Dosan­jh’s appar­ent suc­ces­sor is Con­ser­v­a­tive Wai Young, who he nar­row­ly defeat­ed in 2008 to retain his seat. Young will rep­re­sent the rid­ing of Van­cou­ver South in the next House of Com­mons.

Young owes her vic­to­ry in part to the New Democ­rats, whose can­di­date in Van­cou­ver South did bet­ter than expect­ed, cost­ing Dosan­jh pre­cious votes.

Bill Tiele­man, writ­ing for The Tyee (a pop­u­lar online mag­a­zine about news, pol­i­tics, and cul­ture which is based in British Colum­bia) sees the elec­tion as a defin­ing moment and a deci­sive loss for Canada’s once-dom­i­nant Lib­er­als.

Now the Tories and NDP have four years to solid­i­fy their posi­tions — and mar­gin­al­ize their oppo­nents.

[Michael] Ignati­ef­f’s fail­ure to con­nect with vot­ers means the par­ty will seek its third new leader in three years.

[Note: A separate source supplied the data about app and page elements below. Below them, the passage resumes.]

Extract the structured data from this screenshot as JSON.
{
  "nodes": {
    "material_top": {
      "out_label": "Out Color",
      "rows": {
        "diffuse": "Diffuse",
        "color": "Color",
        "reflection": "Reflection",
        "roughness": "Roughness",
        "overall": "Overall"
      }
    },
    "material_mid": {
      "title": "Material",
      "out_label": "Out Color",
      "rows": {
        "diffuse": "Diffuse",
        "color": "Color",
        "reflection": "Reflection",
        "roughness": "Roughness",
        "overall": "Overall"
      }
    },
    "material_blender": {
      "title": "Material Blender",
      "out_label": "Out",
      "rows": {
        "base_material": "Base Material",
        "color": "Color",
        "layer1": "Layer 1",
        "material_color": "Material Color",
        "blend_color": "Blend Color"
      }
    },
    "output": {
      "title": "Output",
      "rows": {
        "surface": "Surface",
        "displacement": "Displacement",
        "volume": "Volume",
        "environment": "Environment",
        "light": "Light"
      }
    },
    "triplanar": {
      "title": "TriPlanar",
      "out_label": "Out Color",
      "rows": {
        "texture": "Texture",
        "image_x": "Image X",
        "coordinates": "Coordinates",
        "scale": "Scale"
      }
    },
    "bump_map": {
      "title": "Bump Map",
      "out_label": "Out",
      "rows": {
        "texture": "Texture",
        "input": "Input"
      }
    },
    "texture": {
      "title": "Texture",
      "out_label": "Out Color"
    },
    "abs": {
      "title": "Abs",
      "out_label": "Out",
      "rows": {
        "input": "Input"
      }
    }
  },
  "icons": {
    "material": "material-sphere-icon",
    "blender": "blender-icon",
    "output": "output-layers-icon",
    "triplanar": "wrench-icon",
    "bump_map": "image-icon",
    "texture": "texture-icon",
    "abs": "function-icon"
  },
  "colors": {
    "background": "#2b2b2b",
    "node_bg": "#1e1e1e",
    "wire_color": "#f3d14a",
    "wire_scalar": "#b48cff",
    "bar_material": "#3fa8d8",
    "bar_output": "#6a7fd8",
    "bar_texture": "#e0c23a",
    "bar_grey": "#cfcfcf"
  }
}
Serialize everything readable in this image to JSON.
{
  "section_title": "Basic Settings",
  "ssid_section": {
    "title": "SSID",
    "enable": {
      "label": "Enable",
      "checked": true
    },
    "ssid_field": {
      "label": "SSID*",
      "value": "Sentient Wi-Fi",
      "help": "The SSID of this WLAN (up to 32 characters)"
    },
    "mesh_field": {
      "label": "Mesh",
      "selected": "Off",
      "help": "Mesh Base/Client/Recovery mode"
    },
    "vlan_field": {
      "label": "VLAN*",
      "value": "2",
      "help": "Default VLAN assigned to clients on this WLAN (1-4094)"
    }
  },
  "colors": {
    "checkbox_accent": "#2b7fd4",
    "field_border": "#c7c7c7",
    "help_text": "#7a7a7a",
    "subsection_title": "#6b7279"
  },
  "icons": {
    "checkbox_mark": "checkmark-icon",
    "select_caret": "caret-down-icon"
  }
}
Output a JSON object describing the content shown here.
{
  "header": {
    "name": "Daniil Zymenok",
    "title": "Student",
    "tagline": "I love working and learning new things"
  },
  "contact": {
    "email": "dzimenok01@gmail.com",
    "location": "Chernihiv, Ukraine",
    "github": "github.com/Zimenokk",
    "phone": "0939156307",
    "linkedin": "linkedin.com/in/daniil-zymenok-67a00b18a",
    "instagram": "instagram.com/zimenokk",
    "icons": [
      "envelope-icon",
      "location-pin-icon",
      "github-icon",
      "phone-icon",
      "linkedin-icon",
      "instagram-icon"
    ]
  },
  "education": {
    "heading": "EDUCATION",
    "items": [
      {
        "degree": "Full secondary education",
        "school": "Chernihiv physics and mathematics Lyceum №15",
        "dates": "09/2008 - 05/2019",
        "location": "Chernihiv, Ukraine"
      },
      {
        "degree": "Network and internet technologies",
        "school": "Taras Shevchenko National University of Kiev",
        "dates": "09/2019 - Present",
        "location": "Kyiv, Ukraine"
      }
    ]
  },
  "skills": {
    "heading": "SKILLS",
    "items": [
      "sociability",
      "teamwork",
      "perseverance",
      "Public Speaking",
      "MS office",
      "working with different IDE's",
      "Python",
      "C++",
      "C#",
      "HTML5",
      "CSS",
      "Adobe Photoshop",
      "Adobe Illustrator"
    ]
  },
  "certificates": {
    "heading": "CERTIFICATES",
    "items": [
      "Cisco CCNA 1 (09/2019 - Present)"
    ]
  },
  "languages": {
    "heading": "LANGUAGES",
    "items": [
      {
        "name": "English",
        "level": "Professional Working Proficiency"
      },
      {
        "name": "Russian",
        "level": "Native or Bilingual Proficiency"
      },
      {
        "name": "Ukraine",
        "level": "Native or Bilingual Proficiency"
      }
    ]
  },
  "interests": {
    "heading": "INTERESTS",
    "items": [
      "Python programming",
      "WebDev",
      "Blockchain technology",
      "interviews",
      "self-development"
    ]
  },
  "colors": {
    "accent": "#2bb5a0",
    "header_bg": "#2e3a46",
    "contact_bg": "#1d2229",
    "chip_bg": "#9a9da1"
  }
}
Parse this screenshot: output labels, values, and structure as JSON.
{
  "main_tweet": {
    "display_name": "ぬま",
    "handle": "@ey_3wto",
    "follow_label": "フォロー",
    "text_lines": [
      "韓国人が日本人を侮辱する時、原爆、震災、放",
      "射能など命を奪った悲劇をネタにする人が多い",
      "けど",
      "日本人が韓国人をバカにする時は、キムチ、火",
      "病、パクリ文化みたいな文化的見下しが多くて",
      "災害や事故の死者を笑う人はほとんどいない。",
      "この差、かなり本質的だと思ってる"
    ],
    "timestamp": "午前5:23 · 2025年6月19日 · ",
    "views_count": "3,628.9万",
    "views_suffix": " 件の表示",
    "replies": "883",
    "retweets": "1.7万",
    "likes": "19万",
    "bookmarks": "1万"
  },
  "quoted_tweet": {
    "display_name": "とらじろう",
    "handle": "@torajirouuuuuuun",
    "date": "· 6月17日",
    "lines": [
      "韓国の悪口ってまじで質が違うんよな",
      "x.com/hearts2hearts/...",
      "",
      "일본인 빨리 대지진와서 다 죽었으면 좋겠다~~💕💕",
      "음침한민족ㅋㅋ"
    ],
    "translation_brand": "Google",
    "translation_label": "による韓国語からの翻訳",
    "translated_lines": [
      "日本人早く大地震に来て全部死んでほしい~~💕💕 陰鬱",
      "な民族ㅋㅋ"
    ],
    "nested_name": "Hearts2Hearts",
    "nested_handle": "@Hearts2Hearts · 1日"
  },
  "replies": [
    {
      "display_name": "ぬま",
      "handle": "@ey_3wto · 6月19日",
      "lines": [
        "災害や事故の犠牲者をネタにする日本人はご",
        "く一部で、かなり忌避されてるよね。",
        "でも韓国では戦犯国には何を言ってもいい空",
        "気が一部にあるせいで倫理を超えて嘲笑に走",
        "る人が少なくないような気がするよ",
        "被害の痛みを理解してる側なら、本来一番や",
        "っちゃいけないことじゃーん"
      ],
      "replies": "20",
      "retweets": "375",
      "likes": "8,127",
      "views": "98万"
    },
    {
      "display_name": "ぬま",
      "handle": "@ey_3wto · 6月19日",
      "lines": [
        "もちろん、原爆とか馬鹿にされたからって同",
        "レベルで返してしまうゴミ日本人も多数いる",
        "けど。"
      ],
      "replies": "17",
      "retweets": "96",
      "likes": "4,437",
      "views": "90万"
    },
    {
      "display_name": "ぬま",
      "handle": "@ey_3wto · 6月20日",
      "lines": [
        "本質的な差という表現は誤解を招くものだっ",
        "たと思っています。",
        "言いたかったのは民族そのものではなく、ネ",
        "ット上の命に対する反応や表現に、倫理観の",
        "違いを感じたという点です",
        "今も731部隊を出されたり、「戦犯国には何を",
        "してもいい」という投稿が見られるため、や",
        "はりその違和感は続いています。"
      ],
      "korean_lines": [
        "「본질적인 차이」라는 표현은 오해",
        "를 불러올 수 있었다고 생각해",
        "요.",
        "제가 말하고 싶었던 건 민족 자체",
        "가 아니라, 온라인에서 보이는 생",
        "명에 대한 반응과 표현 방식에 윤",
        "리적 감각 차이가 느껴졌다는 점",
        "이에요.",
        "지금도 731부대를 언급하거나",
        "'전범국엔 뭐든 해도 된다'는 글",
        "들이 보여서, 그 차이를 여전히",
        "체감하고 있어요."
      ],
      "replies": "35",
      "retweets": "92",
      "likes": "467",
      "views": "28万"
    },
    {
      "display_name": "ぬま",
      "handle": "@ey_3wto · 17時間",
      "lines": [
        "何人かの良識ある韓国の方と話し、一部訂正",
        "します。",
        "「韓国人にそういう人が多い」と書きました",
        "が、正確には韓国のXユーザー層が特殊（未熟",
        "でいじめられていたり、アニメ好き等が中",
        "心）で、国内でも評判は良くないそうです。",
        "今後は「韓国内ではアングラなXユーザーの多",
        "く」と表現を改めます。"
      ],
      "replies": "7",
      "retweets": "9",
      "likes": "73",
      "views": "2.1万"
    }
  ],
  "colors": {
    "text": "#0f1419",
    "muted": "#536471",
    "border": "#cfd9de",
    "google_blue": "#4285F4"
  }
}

Nei­ther a dis­cred­it­ed Bob Rae nor an unre­mark­able Justin Trudeau can res­cue the Lib­er­als.

But the Bloc’s near elim­i­na­tion by the fed­er­al­ist NDP is a death blow to sep­a­ratism and Gilles Duceppe’s lead­er­ship.

Near elim­i­na­tion is a pret­ty accu­rate char­ac­ter­i­za­tion of the Bloc’s defeat. They lost more than nine­ty per­cent of their seats. The peo­ple of Que­bec have dealt their province’s sep­a­ratist move­ment a poten­tial­ly fatal set­back.

The Lib­er­als, mean­while, are still alive, but they’ve been great­ly hum­bled. With their leader Michael Ignati­eff oust­ed and more than half of their seats lost, they’ll be in rebuild­ing mode for a long time. Tiele­man obvi­ous­ly don’t think that they have the abil­i­ty to recov­er, and he cer­tain­ly could be cor­rect about that. His per­spec­tive is more ground­ed than mine.

I don’t fol­low Cana­di­an pol­i­tics as close­ly as I fol­low Amer­i­can pol­i­tics, but my guess is the New Democ­rats will be able to draw a bet­ter con­trast with the Con­ser­v­a­tives than the Lib­er­als. They seem like the future of Canada’s left-wing.

It’ll be inter­est­ing to see how they get along with Harper’s gov­ern­ment now that they are the offi­cial oppo­si­tion. They’ve nev­er been in such a strong posi­tion at the fed­er­al lev­el. This is a huge oppor­tu­ni­ty for them.

POSTSCRIPT: In Cana­da (and in oth­er Com­mon­wealth realms) they say gov­ern­ment, as opposed to admin­is­tra­tion (like we do). The Harp­er gov­ern­ment is thus akin to the Oba­ma admin­is­tra­tion.

Adjacent posts

  • Enjoyed what you just read? Make a donation


    Thank you for read­ing The Cas­ca­dia Advo­cate, the North­west Pro­gres­sive Insti­tute’s jour­nal of world, nation­al, and local pol­i­tics.

    Found­ed in March of 2004, The Cas­ca­dia Advo­cate has been help­ing peo­ple through­out the Pacif­ic North­west and beyond make sense of cur­rent events with rig­or­ous analy­sis and thought-pro­vok­ing com­men­tary for more than fif­teen years. The Cas­ca­dia Advo­cate is fund­ed by read­ers like you and trust­ed spon­sors. We don’t run ads or pub­lish con­tent in exchange for mon­ey.

    Help us keep The Cas­ca­dia Advo­cate edi­to­ri­al­ly inde­pen­dent and freely avail­able to all by becom­ing a mem­ber of the North­west Pro­gres­sive Insti­tute today. Or make a dona­tion to sus­tain our essen­tial research and advo­ca­cy jour­nal­ism.

    Your con­tri­bu­tion will allow us to con­tin­ue bring­ing you fea­tures like Last Week In Con­gress, live cov­er­age of events like Net­roots Nation or the Demo­c­ra­t­ic Nation­al Con­ven­tion, and reviews of books and doc­u­men­tary films.

    Become an NPI mem­ber Make a one-time dona­tion